### Work instructions
Print the data that follows word for word, leaving out any picture.

====== Materials provided

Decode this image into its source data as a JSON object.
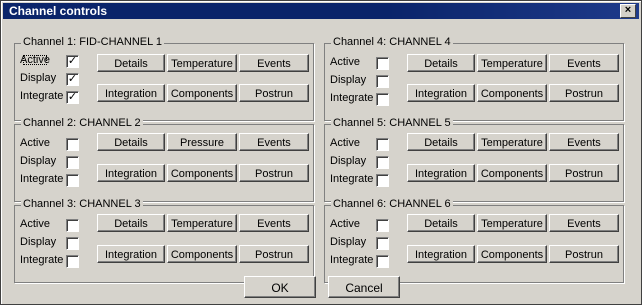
{
  "window": {
    "title": "Channel controls",
    "close_glyph": "×"
  },
  "labels": {
    "active": "Active",
    "display": "Display",
    "integrate": "Integrate"
  },
  "channels": [
    {
      "legend": "Channel 1: FID-CHANNEL 1",
      "active": true,
      "display": true,
      "integrate": true,
      "buttons": [
        "Details",
        "Temperature",
        "Events",
        "Integration",
        "Components",
        "Postrun"
      ]
    },
    {
      "legend": "Channel 2: CHANNEL 2",
      "active": false,
      "display": false,
      "integrate": false,
      "buttons": [
        "Details",
        "Pressure",
        "Events",
        "Integration",
        "Components",
        "Postrun"
      ]
    },
    {
      "legend": "Channel 3: CHANNEL 3",
      "active": false,
      "display": false,
      "integrate": false,
      "buttons": [
        "Details",
        "Temperature",
        "Events",
        "Integration",
        "Components",
        "Postrun"
      ]
    },
    {
      "legend": "Channel 4: CHANNEL 4",
      "active": false,
      "display": false,
      "integrate": false,
      "buttons": [
        "Details",
        "Temperature",
        "Events",
        "Integration",
        "Components",
        "Postrun"
      ]
    },
    {
      "legend": "Channel 5: CHANNEL 5",
      "active": false,
      "display": false,
      "integrate": false,
      "buttons": [
        "Details",
        "Temperature",
        "Events",
        "Integration",
        "Components",
        "Postrun"
      ]
    },
    {
      "legend": "Channel 6: CHANNEL 6",
      "active": false,
      "display": false,
      "integrate": false,
      "buttons": [
        "Details",
        "Temperature",
        "Events",
        "Integration",
        "Components",
        "Postrun"
      ]
    }
  ],
  "footer": {
    "ok_label": "OK",
    "cancel_label": "Cancel"
  },
  "colors": {
    "titlebar": "#0a246a",
    "face": "#d6d3cc"
  }
}
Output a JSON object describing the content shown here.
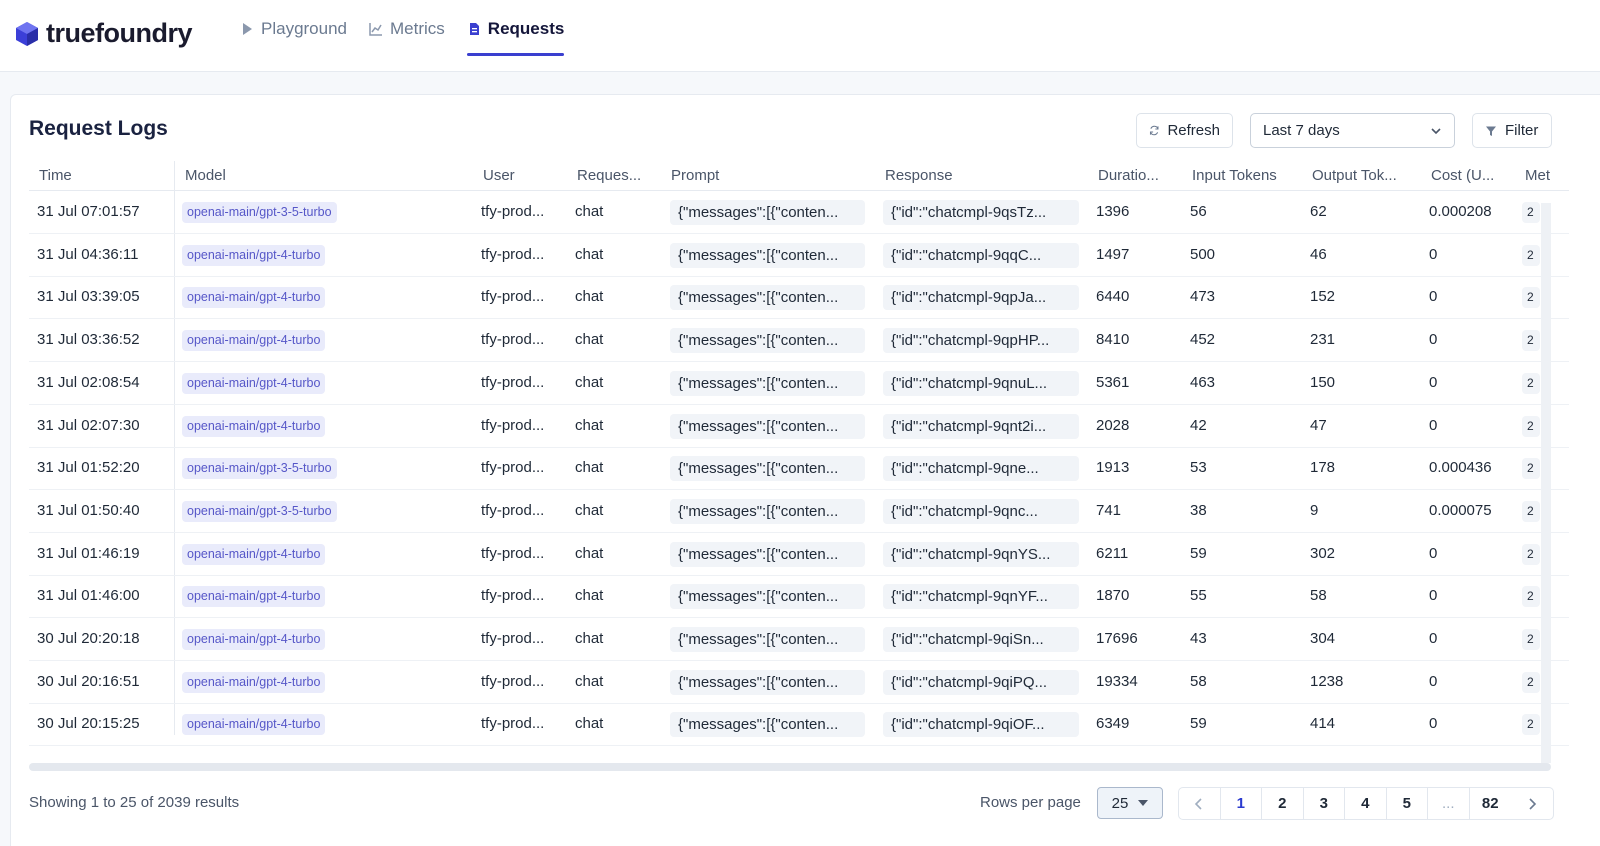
{
  "app": {
    "brand": "truefoundry"
  },
  "nav": [
    {
      "label": "Playground",
      "icon": "play-icon",
      "active": false
    },
    {
      "label": "Metrics",
      "icon": "chart-icon",
      "active": false
    },
    {
      "label": "Requests",
      "icon": "document-icon",
      "active": true
    }
  ],
  "page": {
    "title": "Request Logs",
    "refresh_label": "Refresh",
    "range_value": "Last 7 days",
    "filter_label": "Filter"
  },
  "table": {
    "columns": [
      "Time",
      "Model",
      "User",
      "Reques...",
      "Prompt",
      "Response",
      "Duratio...",
      "Input Tokens",
      "Output Tok...",
      "Cost (U...",
      "Met"
    ],
    "rows": [
      {
        "time": "31 Jul 07:01:57",
        "model": "openai-main/gpt-3-5-turbo",
        "user": "tfy-prod...",
        "type": "chat",
        "prompt": "{\"messages\":[{\"conten...",
        "response": "{\"id\":\"chatcmpl-9qsTz...",
        "duration": "1396",
        "input": "56",
        "output": "62",
        "cost": "0.000208",
        "meta": "2"
      },
      {
        "time": "31 Jul 04:36:11",
        "model": "openai-main/gpt-4-turbo",
        "user": "tfy-prod...",
        "type": "chat",
        "prompt": "{\"messages\":[{\"conten...",
        "response": "{\"id\":\"chatcmpl-9qqC...",
        "duration": "1497",
        "input": "500",
        "output": "46",
        "cost": "0",
        "meta": "2"
      },
      {
        "time": "31 Jul 03:39:05",
        "model": "openai-main/gpt-4-turbo",
        "user": "tfy-prod...",
        "type": "chat",
        "prompt": "{\"messages\":[{\"conten...",
        "response": "{\"id\":\"chatcmpl-9qpJa...",
        "duration": "6440",
        "input": "473",
        "output": "152",
        "cost": "0",
        "meta": "2"
      },
      {
        "time": "31 Jul 03:36:52",
        "model": "openai-main/gpt-4-turbo",
        "user": "tfy-prod...",
        "type": "chat",
        "prompt": "{\"messages\":[{\"conten...",
        "response": "{\"id\":\"chatcmpl-9qpHP...",
        "duration": "8410",
        "input": "452",
        "output": "231",
        "cost": "0",
        "meta": "2"
      },
      {
        "time": "31 Jul 02:08:54",
        "model": "openai-main/gpt-4-turbo",
        "user": "tfy-prod...",
        "type": "chat",
        "prompt": "{\"messages\":[{\"conten...",
        "response": "{\"id\":\"chatcmpl-9qnuL...",
        "duration": "5361",
        "input": "463",
        "output": "150",
        "cost": "0",
        "meta": "2"
      },
      {
        "time": "31 Jul 02:07:30",
        "model": "openai-main/gpt-4-turbo",
        "user": "tfy-prod...",
        "type": "chat",
        "prompt": "{\"messages\":[{\"conten...",
        "response": "{\"id\":\"chatcmpl-9qnt2i...",
        "duration": "2028",
        "input": "42",
        "output": "47",
        "cost": "0",
        "meta": "2"
      },
      {
        "time": "31 Jul 01:52:20",
        "model": "openai-main/gpt-3-5-turbo",
        "user": "tfy-prod...",
        "type": "chat",
        "prompt": "{\"messages\":[{\"conten...",
        "response": "{\"id\":\"chatcmpl-9qne...",
        "duration": "1913",
        "input": "53",
        "output": "178",
        "cost": "0.000436",
        "meta": "2"
      },
      {
        "time": "31 Jul 01:50:40",
        "model": "openai-main/gpt-3-5-turbo",
        "user": "tfy-prod...",
        "type": "chat",
        "prompt": "{\"messages\":[{\"conten...",
        "response": "{\"id\":\"chatcmpl-9qnc...",
        "duration": "741",
        "input": "38",
        "output": "9",
        "cost": "0.000075",
        "meta": "2"
      },
      {
        "time": "31 Jul 01:46:19",
        "model": "openai-main/gpt-4-turbo",
        "user": "tfy-prod...",
        "type": "chat",
        "prompt": "{\"messages\":[{\"conten...",
        "response": "{\"id\":\"chatcmpl-9qnYS...",
        "duration": "6211",
        "input": "59",
        "output": "302",
        "cost": "0",
        "meta": "2"
      },
      {
        "time": "31 Jul 01:46:00",
        "model": "openai-main/gpt-4-turbo",
        "user": "tfy-prod...",
        "type": "chat",
        "prompt": "{\"messages\":[{\"conten...",
        "response": "{\"id\":\"chatcmpl-9qnYF...",
        "duration": "1870",
        "input": "55",
        "output": "58",
        "cost": "0",
        "meta": "2"
      },
      {
        "time": "30 Jul 20:20:18",
        "model": "openai-main/gpt-4-turbo",
        "user": "tfy-prod...",
        "type": "chat",
        "prompt": "{\"messages\":[{\"conten...",
        "response": "{\"id\":\"chatcmpl-9qiSn...",
        "duration": "17696",
        "input": "43",
        "output": "304",
        "cost": "0",
        "meta": "2"
      },
      {
        "time": "30 Jul 20:16:51",
        "model": "openai-main/gpt-4-turbo",
        "user": "tfy-prod...",
        "type": "chat",
        "prompt": "{\"messages\":[{\"conten...",
        "response": "{\"id\":\"chatcmpl-9qiPQ...",
        "duration": "19334",
        "input": "58",
        "output": "1238",
        "cost": "0",
        "meta": "2"
      },
      {
        "time": "30 Jul 20:15:25",
        "model": "openai-main/gpt-4-turbo",
        "user": "tfy-prod...",
        "type": "chat",
        "prompt": "{\"messages\":[{\"conten...",
        "response": "{\"id\":\"chatcmpl-9qiOF...",
        "duration": "6349",
        "input": "59",
        "output": "414",
        "cost": "0",
        "meta": "2"
      }
    ]
  },
  "footer": {
    "summary": "Showing 1 to 25 of 2039 results",
    "rows_per_page_label": "Rows per page",
    "rows_per_page_value": "25",
    "pages": [
      "1",
      "2",
      "3",
      "4",
      "5",
      "...",
      "82"
    ],
    "current_page": "1"
  },
  "colors": {
    "accent": "#3a3fcf",
    "badge_bg": "#e9ebfb",
    "badge_text": "#5657c8"
  }
}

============

### Solution to the exercise
Decode this image into its source data as a JSON object.
{
  "window": {
    "title": "Channel controls",
    "close_glyph": "×"
  },
  "labels": {
    "active": "Active",
    "display": "Display",
    "integrate": "Integrate"
  },
  "channels": [
    {
      "legend": "Channel 1: FID-CHANNEL 1",
      "active": true,
      "display": true,
      "integrate": true,
      "buttons": [
        "Details",
        "Temperature",
        "Events",
        "Integration",
        "Components",
        "Postrun"
      ]
    },
    {
      "legend": "Channel 2: CHANNEL 2",
      "active": false,
      "display": false,
      "integrate": false,
      "buttons": [
        "Details",
        "Pressure",
        "Events",
        "Integration",
        "Components",
        "Postrun"
      ]
    },
    {
      "legend": "Channel 3: CHANNEL 3",
      "active": false,
      "display": false,
      "integrate": false,
      "buttons": [
        "Details",
        "Temperature",
        "Events",
        "Integration",
        "Components",
        "Postrun"
      ]
    },
    {
      "legend": "Channel 4: CHANNEL 4",
      "active": false,
      "display": false,
      "integrate": false,
      "buttons": [
        "Details",
        "Temperature",
        "Events",
        "Integration",
        "Components",
        "Postrun"
      ]
    },
    {
      "legend": "Channel 5: CHANNEL 5",
      "active": false,
      "display": false,
      "integrate": false,
      "buttons": [
        "Details",
        "Temperature",
        "Events",
        "Integration",
        "Components",
        "Postrun"
      ]
    },
    {
      "legend": "Channel 6: CHANNEL 6",
      "active": false,
      "display": false,
      "integrate": false,
      "buttons": [
        "Details",
        "Temperature",
        "Events",
        "Integration",
        "Components",
        "Postrun"
      ]
    }
  ],
  "footer": {
    "ok_label": "OK",
    "cancel_label": "Cancel"
  },
  "colors": {
    "titlebar": "#0a246a",
    "face": "#d6d3cc"
  }
}
Output a JSON object describing the content shown here.
{
  "app": {
    "brand": "truefoundry"
  },
  "nav": [
    {
      "label": "Playground",
      "icon": "play-icon",
      "active": false
    },
    {
      "label": "Metrics",
      "icon": "chart-icon",
      "active": false
    },
    {
      "label": "Requests",
      "icon": "document-icon",
      "active": true
    }
  ],
  "page": {
    "title": "Request Logs",
    "refresh_label": "Refresh",
    "range_value": "Last 7 days",
    "filter_label": "Filter"
  },
  "table": {
    "columns": [
      "Time",
      "Model",
      "User",
      "Reques...",
      "Prompt",
      "Response",
      "Duratio...",
      "Input Tokens",
      "Output Tok...",
      "Cost (U...",
      "Met"
    ],
    "rows": [
      {
        "time": "31 Jul 07:01:57",
        "model": "openai-main/gpt-3-5-turbo",
        "user": "tfy-prod...",
        "type": "chat",
        "prompt": "{\"messages\":[{\"conten...",
        "response": "{\"id\":\"chatcmpl-9qsTz...",
        "duration": "1396",
        "input": "56",
        "output": "62",
        "cost": "0.000208",
        "meta": "2"
      },
      {
        "time": "31 Jul 04:36:11",
        "model": "openai-main/gpt-4-turbo",
        "user": "tfy-prod...",
        "type": "chat",
        "prompt": "{\"messages\":[{\"conten...",
        "response": "{\"id\":\"chatcmpl-9qqC...",
        "duration": "1497",
        "input": "500",
        "output": "46",
        "cost": "0",
        "meta": "2"
      },
      {
        "time": "31 Jul 03:39:05",
        "model": "openai-main/gpt-4-turbo",
        "user": "tfy-prod...",
        "type": "chat",
        "prompt": "{\"messages\":[{\"conten...",
        "response": "{\"id\":\"chatcmpl-9qpJa...",
        "duration": "6440",
        "input": "473",
        "output": "152",
        "cost": "0",
        "meta": "2"
      },
      {
        "time": "31 Jul 03:36:52",
        "model": "openai-main/gpt-4-turbo",
        "user": "tfy-prod...",
        "type": "chat",
        "prompt": "{\"messages\":[{\"conten...",
        "response": "{\"id\":\"chatcmpl-9qpHP...",
        "duration": "8410",
        "input": "452",
        "output": "231",
        "cost": "0",
        "meta": "2"
      },
      {
        "time": "31 Jul 02:08:54",
        "model": "openai-main/gpt-4-turbo",
        "user": "tfy-prod...",
        "type": "chat",
        "prompt": "{\"messages\":[{\"conten...",
        "response": "{\"id\":\"chatcmpl-9qnuL...",
        "duration": "5361",
        "input": "463",
        "output": "150",
        "cost": "0",
        "meta": "2"
      },
      {
        "time": "31 Jul 02:07:30",
        "model": "openai-main/gpt-4-turbo",
        "user": "tfy-prod...",
        "type": "chat",
        "prompt": "{\"messages\":[{\"conten...",
        "response": "{\"id\":\"chatcmpl-9qnt2i...",
        "duration": "2028",
        "input": "42",
        "output": "47",
        "cost": "0",
        "meta": "2"
      },
      {
        "time": "31 Jul 01:52:20",
        "model": "openai-main/gpt-3-5-turbo",
        "user": "tfy-prod...",
        "type": "chat",
        "prompt": "{\"messages\":[{\"conten...",
        "response": "{\"id\":\"chatcmpl-9qne...",
        "duration": "1913",
        "input": "53",
        "output": "178",
        "cost": "0.000436",
        "meta": "2"
      },
      {
        "time": "31 Jul 01:50:40",
        "model": "openai-main/gpt-3-5-turbo",
        "user": "tfy-prod...",
        "type": "chat",
        "prompt": "{\"messages\":[{\"conten...",
        "response": "{\"id\":\"chatcmpl-9qnc...",
        "duration": "741",
        "input": "38",
        "output": "9",
        "cost": "0.000075",
        "meta": "2"
      },
      {
        "time": "31 Jul 01:46:19",
        "model": "openai-main/gpt-4-turbo",
        "user": "tfy-prod...",
        "type": "chat",
        "prompt": "{\"messages\":[{\"conten...",
        "response": "{\"id\":\"chatcmpl-9qnYS...",
        "duration": "6211",
        "input": "59",
        "output": "302",
        "cost": "0",
        "meta": "2"
      },
      {
        "time": "31 Jul 01:46:00",
        "model": "openai-main/gpt-4-turbo",
        "user": "tfy-prod...",
        "type": "chat",
        "prompt": "{\"messages\":[{\"conten...",
        "response": "{\"id\":\"chatcmpl-9qnYF...",
        "duration": "1870",
        "input": "55",
        "output": "58",
        "cost": "0",
        "meta": "2"
      },
      {
        "time": "30 Jul 20:20:18",
        "model": "openai-main/gpt-4-turbo",
        "user": "tfy-prod...",
        "type": "chat",
        "prompt": "{\"messages\":[{\"conten...",
        "response": "{\"id\":\"chatcmpl-9qiSn...",
        "duration": "17696",
        "input": "43",
        "output": "304",
        "cost": "0",
        "meta": "2"
      },
      {
        "time": "30 Jul 20:16:51",
        "model": "openai-main/gpt-4-turbo",
        "user": "tfy-prod...",
        "type": "chat",
        "prompt": "{\"messages\":[{\"conten...",
        "response": "{\"id\":\"chatcmpl-9qiPQ...",
        "duration": "19334",
        "input": "58",
        "output": "1238",
        "cost": "0",
        "meta": "2"
      },
      {
        "time": "30 Jul 20:15:25",
        "model": "openai-main/gpt-4-turbo",
        "user": "tfy-prod...",
        "type": "chat",
        "prompt": "{\"messages\":[{\"conten...",
        "response": "{\"id\":\"chatcmpl-9qiOF...",
        "duration": "6349",
        "input": "59",
        "output": "414",
        "cost": "0",
        "meta": "2"
      }
    ]
  },
  "footer": {
    "summary": "Showing 1 to 25 of 2039 results",
    "rows_per_page_label": "Rows per page",
    "rows_per_page_value": "25",
    "pages": [
      "1",
      "2",
      "3",
      "4",
      "5",
      "...",
      "82"
    ],
    "current_page": "1"
  },
  "colors": {
    "accent": "#3a3fcf",
    "badge_bg": "#e9ebfb",
    "badge_text": "#5657c8"
  }
}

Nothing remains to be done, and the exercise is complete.